WORK REQUIRED =
The records below are to be reproduced exactly, with the pictures left out.

ENTRIES PROVIDED =
··········
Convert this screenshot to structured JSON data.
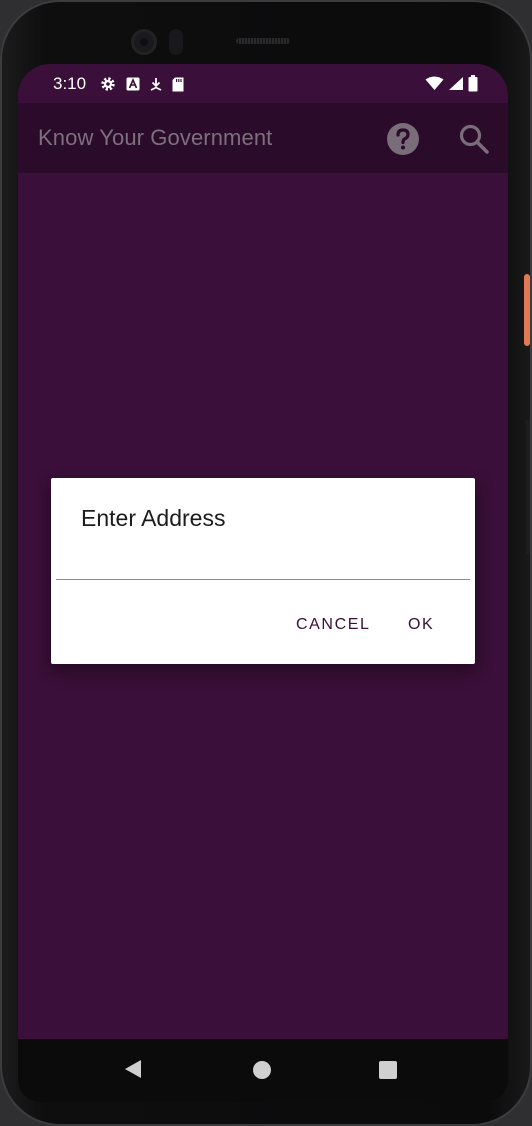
{
  "status_bar": {
    "time": "3:10",
    "left_icons": [
      "gear-icon",
      "font-a-icon",
      "download-icon",
      "sd-card-icon"
    ],
    "right_icons": [
      "wifi-icon",
      "signal-icon",
      "battery-icon"
    ]
  },
  "app_bar": {
    "title": "Know Your Government",
    "actions": [
      "help-icon",
      "search-icon"
    ]
  },
  "dialog": {
    "title": "Enter Address",
    "input_value": "",
    "cancel_label": "CANCEL",
    "ok_label": "OK"
  },
  "nav_bar": {
    "items": [
      "back-icon",
      "home-icon",
      "recents-icon"
    ]
  },
  "colors": {
    "background": "#3a0f39",
    "app_bar": "#2b0b2a",
    "accent": "#3a0f39",
    "dialog": "#ffffff"
  }
}
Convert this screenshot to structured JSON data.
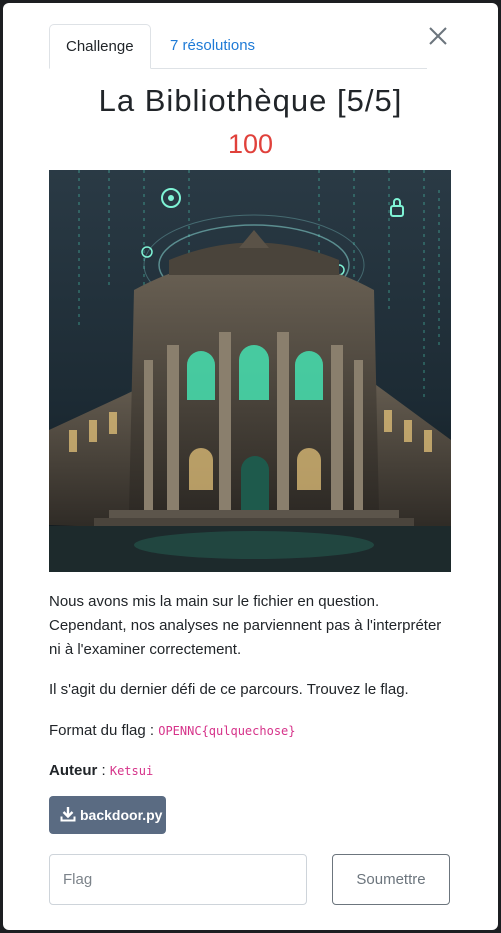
{
  "tabs": [
    {
      "label": "Challenge"
    },
    {
      "label": "7 résolutions"
    }
  ],
  "challenge": {
    "title": "La Bibliothèque [5/5]",
    "points": "100"
  },
  "description": {
    "p1": "Nous avons mis la main sur le fichier en question. Cependant, nos analyses ne parviennent pas à l'interpréter ni à l'examiner correctement.",
    "p2": "Il s'agit du dernier défi de ce parcours. Trouvez le flag.",
    "format_label": "Format du flag : ",
    "format_value": "OPENNC{qulquechose}",
    "author_label": "Auteur",
    "author_sep": " : ",
    "author_value": "Ketsui"
  },
  "download": {
    "label": "backdoor.py"
  },
  "form": {
    "flag_placeholder": "Flag",
    "submit_label": "Soumettre"
  },
  "icons": {
    "close": "close-icon",
    "download": "download-icon"
  }
}
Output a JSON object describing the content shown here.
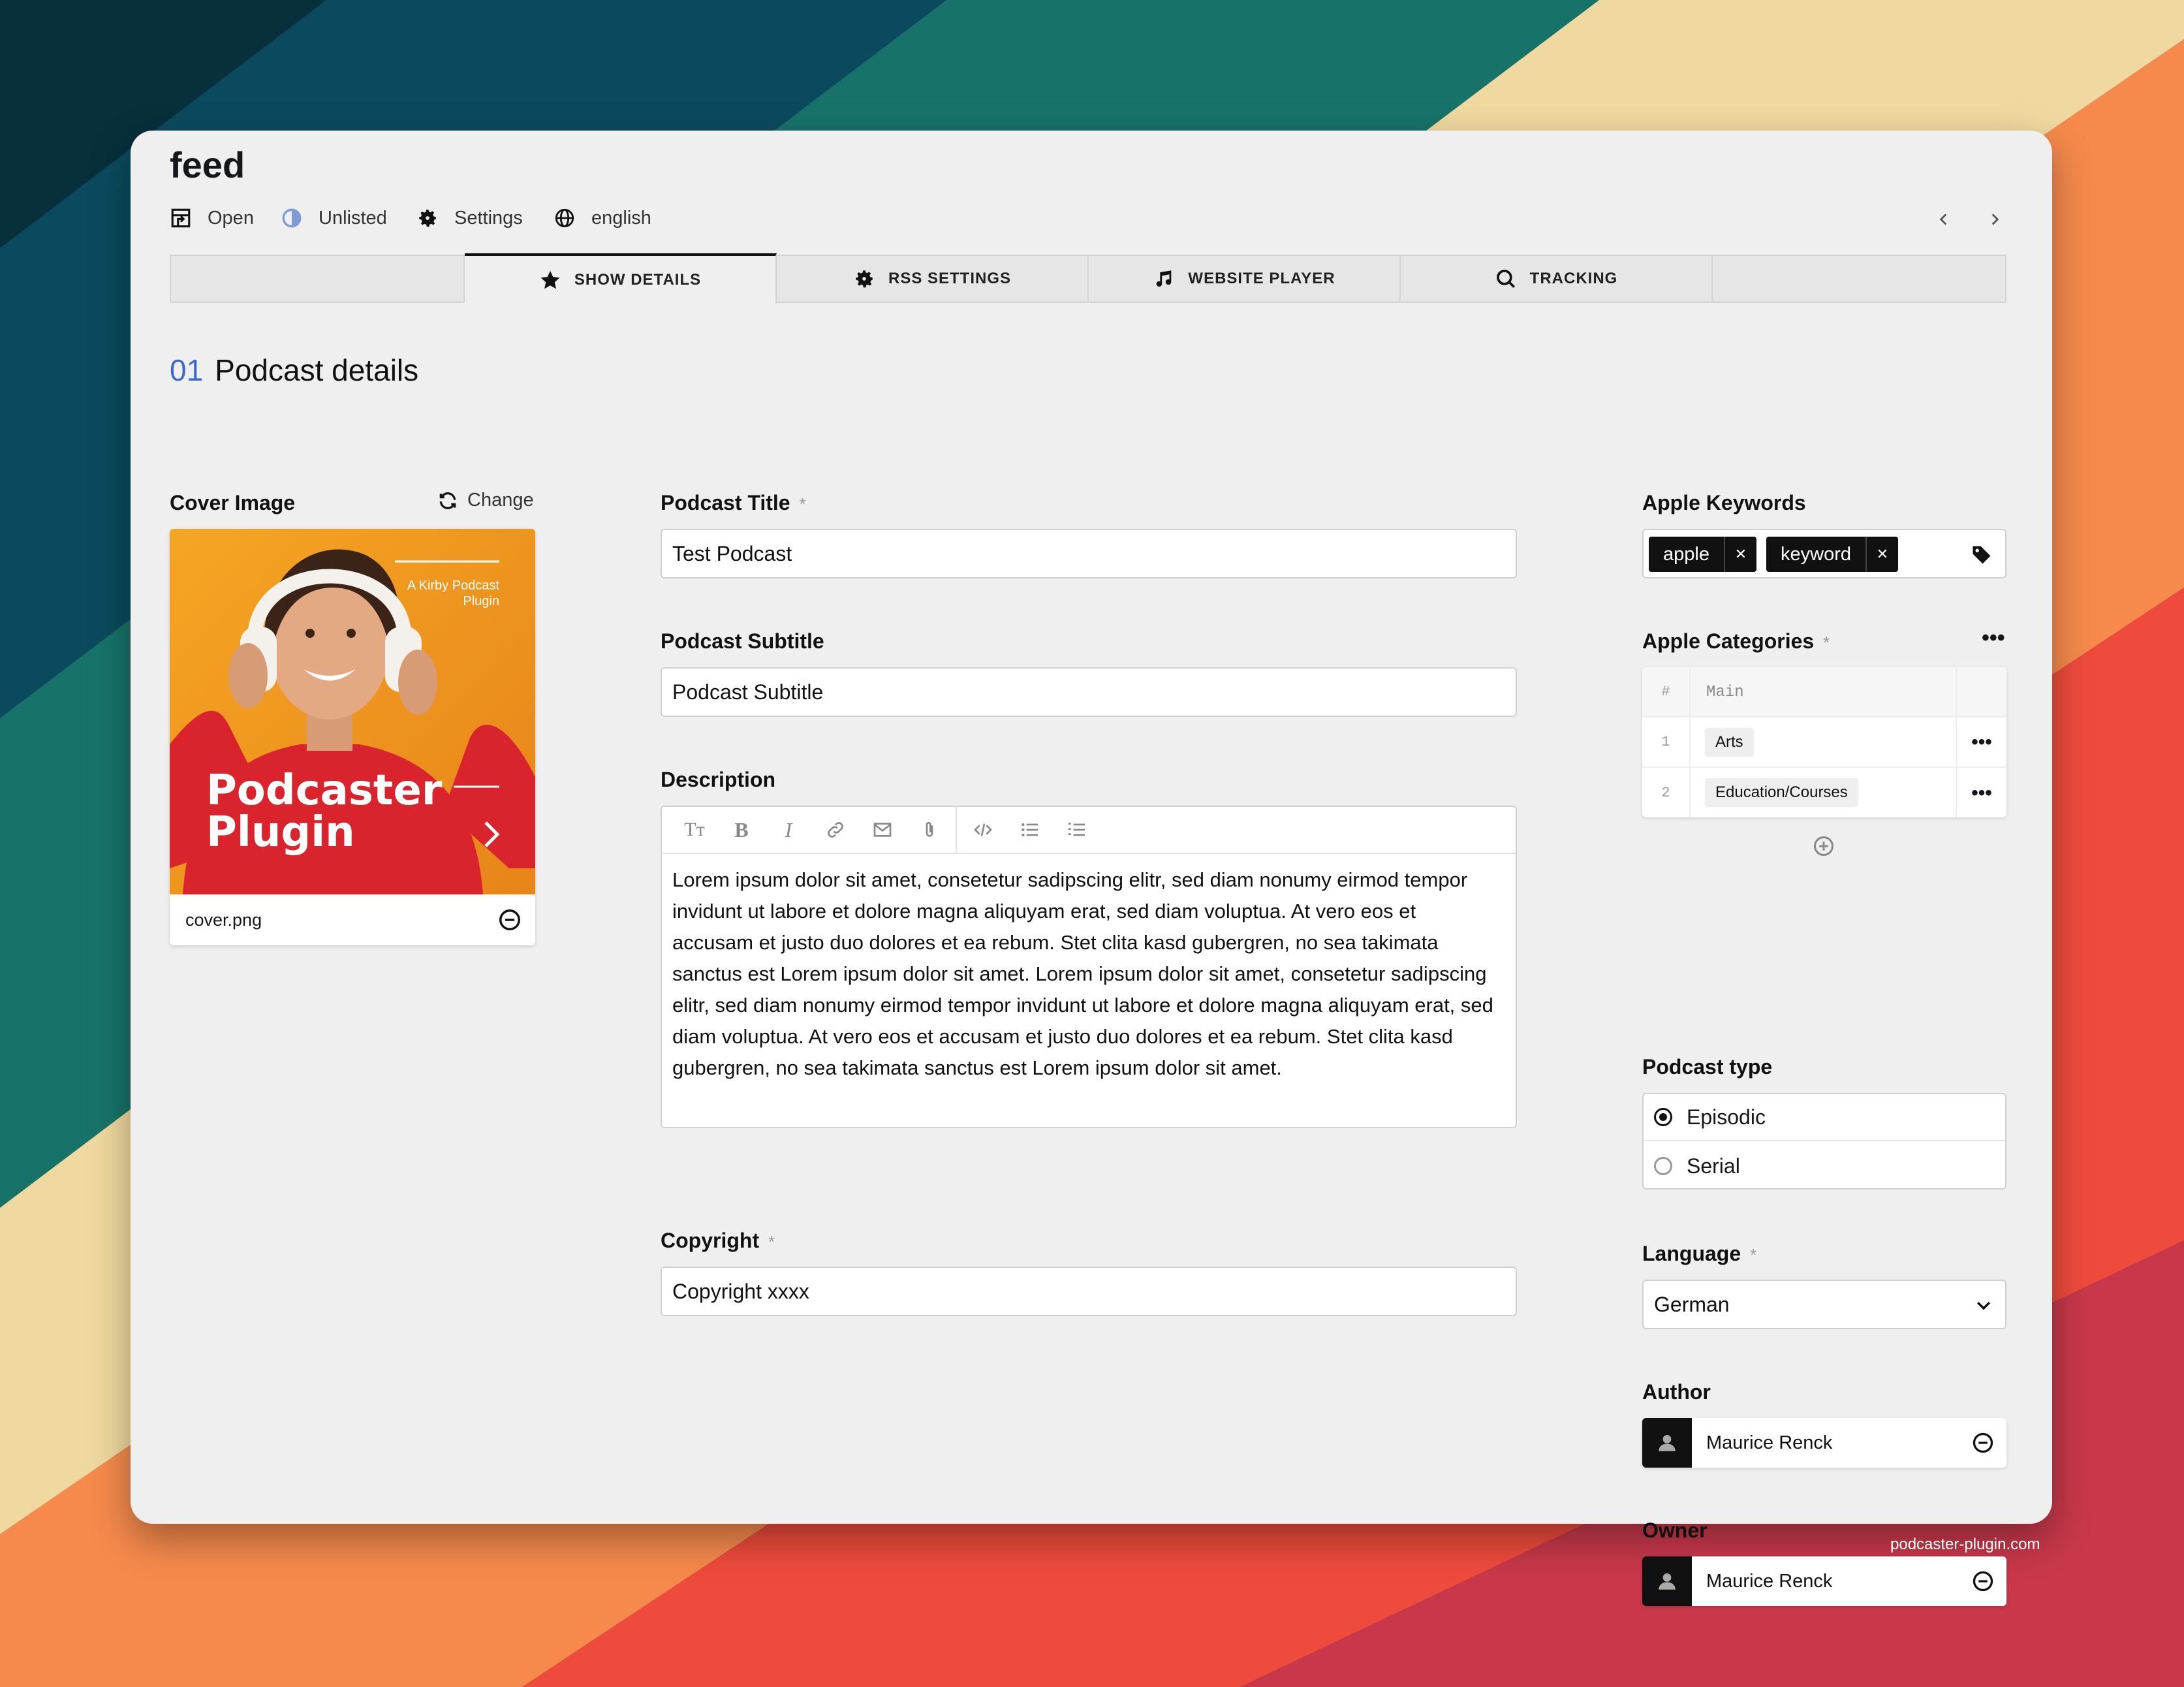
{
  "page": {
    "title": "feed",
    "footer_url": "podcaster-plugin.com"
  },
  "header": {
    "items": [
      {
        "label": "Open",
        "icon": "open-icon"
      },
      {
        "label": "Unlisted",
        "icon": "unlisted-icon"
      },
      {
        "label": "Settings",
        "icon": "gear-icon"
      },
      {
        "label": "english",
        "icon": "globe-icon"
      }
    ]
  },
  "tabs": [
    {
      "label": "SHOW DETAILS",
      "icon": "star-icon",
      "active": true
    },
    {
      "label": "RSS SETTINGS",
      "icon": "gear-icon",
      "active": false
    },
    {
      "label": "WEBSITE PLAYER",
      "icon": "music-note-icon",
      "active": false
    },
    {
      "label": "TRACKING",
      "icon": "search-icon",
      "active": false
    }
  ],
  "section": {
    "number": "01",
    "title": "Podcast details"
  },
  "cover": {
    "label": "Cover Image",
    "change_label": "Change",
    "filename": "cover.png",
    "image_tagline_1": "A Kirby Podcast",
    "image_tagline_2": "Plugin",
    "image_title_1": "Podcaster",
    "image_title_2": "Plugin"
  },
  "fields": {
    "title": {
      "label": "Podcast Title",
      "required": "*",
      "value": "Test Podcast"
    },
    "subtitle": {
      "label": "Podcast Subtitle",
      "value": "Podcast Subtitle"
    },
    "description": {
      "label": "Description",
      "value": "Lorem ipsum dolor sit amet, consetetur sadipscing elitr, sed diam nonumy eirmod tempor invidunt ut labore et dolore magna aliquyam erat, sed diam voluptua. At vero eos et accusam et justo duo dolores et ea rebum. Stet clita kasd gubergren, no sea takimata sanctus est Lorem ipsum dolor sit amet. Lorem ipsum dolor sit amet, consetetur sadipscing elitr, sed diam nonumy eirmod tempor invidunt ut labore et dolore magna aliquyam erat, sed diam voluptua. At vero eos et accusam et justo duo dolores et ea rebum. Stet clita kasd gubergren, no sea takimata sanctus est Lorem ipsum dolor sit amet."
    },
    "copyright": {
      "label": "Copyright",
      "required": "*",
      "value": "Copyright xxxx"
    }
  },
  "keywords": {
    "label": "Apple Keywords",
    "tags": [
      "apple",
      "keyword"
    ]
  },
  "categories": {
    "label": "Apple Categories",
    "required": "*",
    "header_index": "#",
    "header_col": "Main",
    "rows": [
      {
        "index": "1",
        "value": "Arts"
      },
      {
        "index": "2",
        "value": "Education/Courses"
      }
    ]
  },
  "podcast_type": {
    "label": "Podcast type",
    "options": [
      "Episodic",
      "Serial"
    ],
    "selected": "Episodic"
  },
  "language": {
    "label": "Language",
    "required": "*",
    "value": "German"
  },
  "author": {
    "label": "Author",
    "name": "Maurice Renck"
  },
  "owner": {
    "label": "Owner",
    "name": "Maurice Renck"
  },
  "colors": {
    "accent": "#3a6ad0",
    "dark": "#111111",
    "window_bg": "#efefef"
  }
}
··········
WRITTEN RESPONSE =
Convert this screenshot to structured JSON data.
{
  "status_bar": {
    "time": "3:10",
    "left_icons": [
      "gear-icon",
      "font-a-icon",
      "download-icon",
      "sd-card-icon"
    ],
    "right_icons": [
      "wifi-icon",
      "signal-icon",
      "battery-icon"
    ]
  },
  "app_bar": {
    "title": "Know Your Government",
    "actions": [
      "help-icon",
      "search-icon"
    ]
  },
  "dialog": {
    "title": "Enter Address",
    "input_value": "",
    "cancel_label": "CANCEL",
    "ok_label": "OK"
  },
  "nav_bar": {
    "items": [
      "back-icon",
      "home-icon",
      "recents-icon"
    ]
  },
  "colors": {
    "background": "#3a0f39",
    "app_bar": "#2b0b2a",
    "accent": "#3a0f39",
    "dialog": "#ffffff"
  }
}
Convert this screenshot to structured JSON data.
{
  "tabs": [
    {
      "label": "Challenge"
    },
    {
      "label": "7 résolutions"
    }
  ],
  "challenge": {
    "title": "La Bibliothèque [5/5]",
    "points": "100"
  },
  "description": {
    "p1": "Nous avons mis la main sur le fichier en question. Cependant, nos analyses ne parviennent pas à l'interpréter ni à l'examiner correctement.",
    "p2": "Il s'agit du dernier défi de ce parcours. Trouvez le flag.",
    "format_label": "Format du flag : ",
    "format_value": "OPENNC{qulquechose}",
    "author_label": "Auteur",
    "author_sep": " : ",
    "author_value": "Ketsui"
  },
  "download": {
    "label": "backdoor.py"
  },
  "form": {
    "flag_placeholder": "Flag",
    "submit_label": "Soumettre"
  },
  "icons": {
    "close": "close-icon",
    "download": "download-icon"
  }
}
Output a JSON object describing the content shown here.
{
  "page": {
    "title": "feed",
    "footer_url": "podcaster-plugin.com"
  },
  "header": {
    "items": [
      {
        "label": "Open",
        "icon": "open-icon"
      },
      {
        "label": "Unlisted",
        "icon": "unlisted-icon"
      },
      {
        "label": "Settings",
        "icon": "gear-icon"
      },
      {
        "label": "english",
        "icon": "globe-icon"
      }
    ]
  },
  "tabs": [
    {
      "label": "SHOW DETAILS",
      "icon": "star-icon",
      "active": true
    },
    {
      "label": "RSS SETTINGS",
      "icon": "gear-icon",
      "active": false
    },
    {
      "label": "WEBSITE PLAYER",
      "icon": "music-note-icon",
      "active": false
    },
    {
      "label": "TRACKING",
      "icon": "search-icon",
      "active": false
    }
  ],
  "section": {
    "number": "01",
    "title": "Podcast details"
  },
  "cover": {
    "label": "Cover Image",
    "change_label": "Change",
    "filename": "cover.png",
    "image_tagline_1": "A Kirby Podcast",
    "image_tagline_2": "Plugin",
    "image_title_1": "Podcaster",
    "image_title_2": "Plugin"
  },
  "fields": {
    "title": {
      "label": "Podcast Title",
      "required": "*",
      "value": "Test Podcast"
    },
    "subtitle": {
      "label": "Podcast Subtitle",
      "value": "Podcast Subtitle"
    },
    "description": {
      "label": "Description",
      "value": "Lorem ipsum dolor sit amet, consetetur sadipscing elitr, sed diam nonumy eirmod tempor invidunt ut labore et dolore magna aliquyam erat, sed diam voluptua. At vero eos et accusam et justo duo dolores et ea rebum. Stet clita kasd gubergren, no sea takimata sanctus est Lorem ipsum dolor sit amet. Lorem ipsum dolor sit amet, consetetur sadipscing elitr, sed diam nonumy eirmod tempor invidunt ut labore et dolore magna aliquyam erat, sed diam voluptua. At vero eos et accusam et justo duo dolores et ea rebum. Stet clita kasd gubergren, no sea takimata sanctus est Lorem ipsum dolor sit amet."
    },
    "copyright": {
      "label": "Copyright",
      "required": "*",
      "value": "Copyright xxxx"
    }
  },
  "keywords": {
    "label": "Apple Keywords",
    "tags": [
      "apple",
      "keyword"
    ]
  },
  "categories": {
    "label": "Apple Categories",
    "required": "*",
    "header_index": "#",
    "header_col": "Main",
    "rows": [
      {
        "index": "1",
        "value": "Arts"
      },
      {
        "index": "2",
        "value": "Education/Courses"
      }
    ]
  },
  "podcast_type": {
    "label": "Podcast type",
    "options": [
      "Episodic",
      "Serial"
    ],
    "selected": "Episodic"
  },
  "language": {
    "label": "Language",
    "required": "*",
    "value": "German"
  },
  "author": {
    "label": "Author",
    "name": "Maurice Renck"
  },
  "owner": {
    "label": "Owner",
    "name": "Maurice Renck"
  },
  "colors": {
    "accent": "#3a6ad0",
    "dark": "#111111",
    "window_bg": "#efefef"
  }
}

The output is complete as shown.